▸ The problem
Report all lines of the data below that hold the word "content".

▸ Information provided
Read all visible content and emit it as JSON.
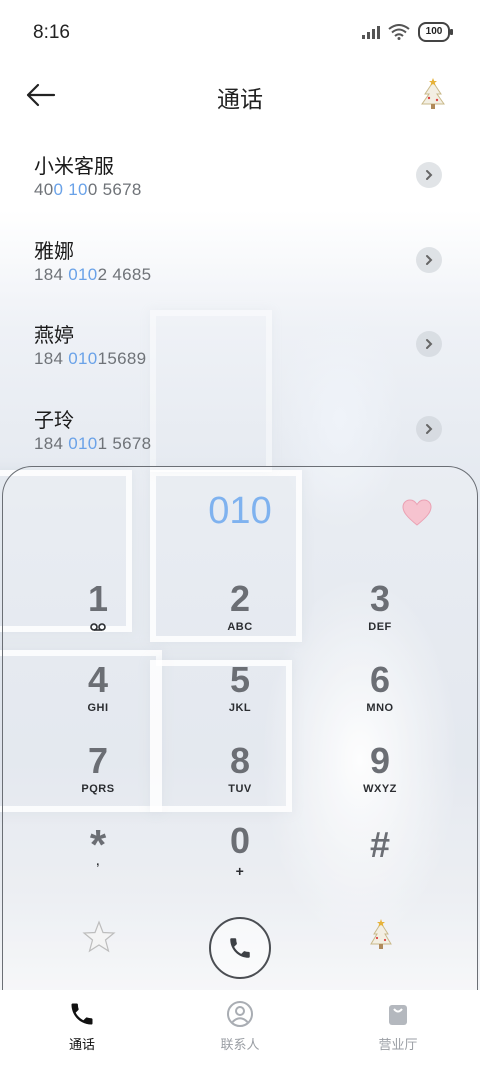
{
  "status_bar": {
    "time": "8:16",
    "battery": "100"
  },
  "header": {
    "title": "通话"
  },
  "contacts": [
    {
      "name": "小米客服",
      "number_parts": [
        "40",
        "0 10",
        "0 5678"
      ]
    },
    {
      "name": "雅娜",
      "number_parts": [
        "184 ",
        "010",
        "2 4685"
      ]
    },
    {
      "name": "燕婷",
      "number_parts": [
        "184 ",
        "010",
        "15689"
      ]
    },
    {
      "name": "子玲",
      "number_parts": [
        "184 ",
        "010",
        "1 5678"
      ]
    }
  ],
  "dialer": {
    "typed_number": "010",
    "keys": [
      {
        "digit": "1",
        "letters": ""
      },
      {
        "digit": "2",
        "letters": "ABC"
      },
      {
        "digit": "3",
        "letters": "DEF"
      },
      {
        "digit": "4",
        "letters": "GHI"
      },
      {
        "digit": "5",
        "letters": "JKL"
      },
      {
        "digit": "6",
        "letters": "MNO"
      },
      {
        "digit": "7",
        "letters": "PQRS"
      },
      {
        "digit": "8",
        "letters": "TUV"
      },
      {
        "digit": "9",
        "letters": "WXYZ"
      },
      {
        "digit": "*",
        "letters": ","
      },
      {
        "digit": "0",
        "letters": "+"
      },
      {
        "digit": "#",
        "letters": ""
      }
    ]
  },
  "tabs": [
    {
      "label": "通话",
      "active": true
    },
    {
      "label": "联系人",
      "active": false
    },
    {
      "label": "营业厅",
      "active": false
    }
  ],
  "colors": {
    "highlight": "#6aa2e8",
    "typed_number": "#7fb2ef",
    "active_tab": "#111111",
    "inactive_tab": "#9a9ea4"
  }
}
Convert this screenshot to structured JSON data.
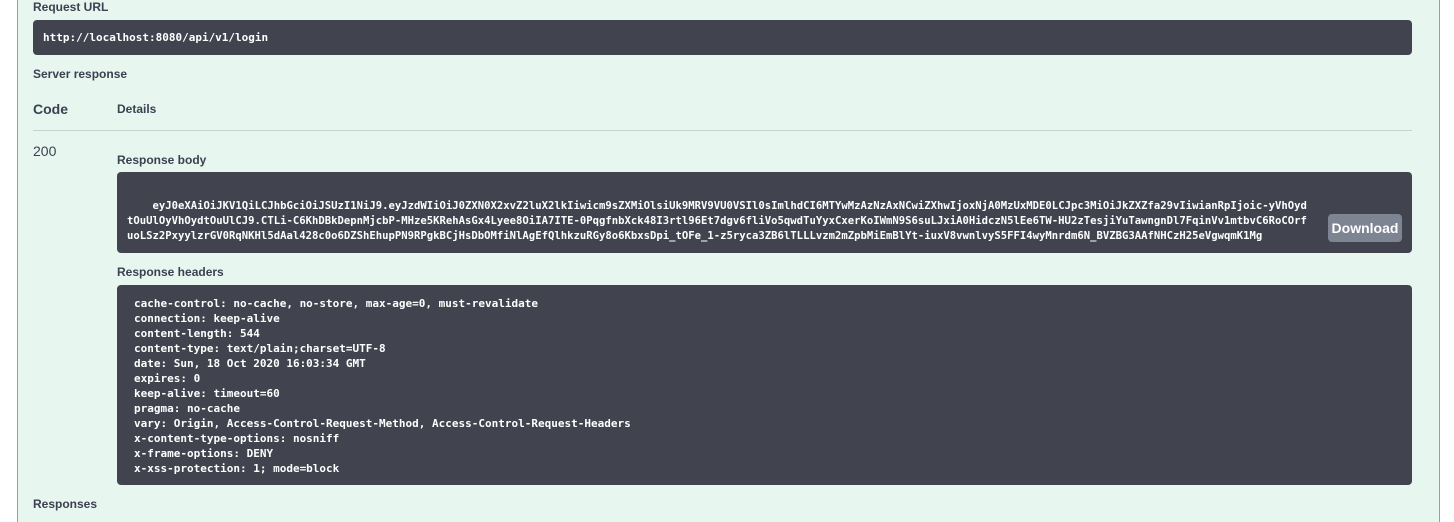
{
  "request_url": {
    "label": "Request URL",
    "value": "http://localhost:8080/api/v1/login"
  },
  "server_response": {
    "label": "Server response",
    "code_header": "Code",
    "details_header": "Details",
    "code": "200",
    "response_body": {
      "label": "Response body",
      "value": "eyJ0eXAiOiJKV1QiLCJhbGciOiJSUzI1NiJ9.eyJzdWIiOiJ0ZXN0X2xvZ2luX2lkIiwicm9sZXMiOlsiUk9MRV9VU0VSIl0sImlhdCI6MTYwMzAzNzAxNCwiZXhwIjoxNjA0MzUxMDE0LCJpc3MiOiJkZXZfa29vIiwianRpIjoic-yVhOydtOuUlOyVhOydtOuUlCJ9.CTLi-C6KhDBkDepnMjcbP-MHze5KRehAsGx4Lyee8OiIA7ITE-0PqgfnbXck48I3rtl96Et7dgv6fliVo5qwdTuYyxCxerKoIWmN9S6suLJxiA0HidczN5lEe6TW-HU2zTesjiYuTawngnDl7FqinVv1mtbvC6RoCOrfuoLSz2PxyylzrGV0RqNKHl5dAal428c0o6DZShEhupPN9RPgkBCjHsDbOMfiNlAgEfQlhkzuRGy8o6KbxsDpi_tOFe_1-z5ryca3ZB6lTLLLvzm2mZpbMiEmBlYt-iuxV8vwnlvyS5FFI4wyMnrdm6N_BVZBG3AAfNHCzH25eVgwqmK1Mg",
      "download_label": "Download"
    },
    "response_headers": {
      "label": "Response headers",
      "lines": [
        "cache-control: no-cache, no-store, max-age=0, must-revalidate",
        "connection: keep-alive",
        "content-length: 544",
        "content-type: text/plain;charset=UTF-8",
        "date: Sun, 18 Oct 2020 16:03:34 GMT",
        "expires: 0",
        "keep-alive: timeout=60",
        "pragma: no-cache",
        "vary: Origin, Access-Control-Request-Method, Access-Control-Request-Headers",
        "x-content-type-options: nosniff",
        "x-frame-options: DENY",
        "x-xss-protection: 1; mode=block"
      ]
    }
  },
  "responses_label": "Responses",
  "colors": {
    "panel_bg": "#e8f6f0",
    "panel_border": "#49cc90",
    "code_block_bg": "#41444e",
    "download_button_bg": "#7d8492",
    "text": "#3b4151"
  }
}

▸ Result of this task
Read all visible content and emit it as JSON.
        "content-length: 544",
        "content-type: text/plain;charset=UTF-8",
        "x-content-type-options: nosniff",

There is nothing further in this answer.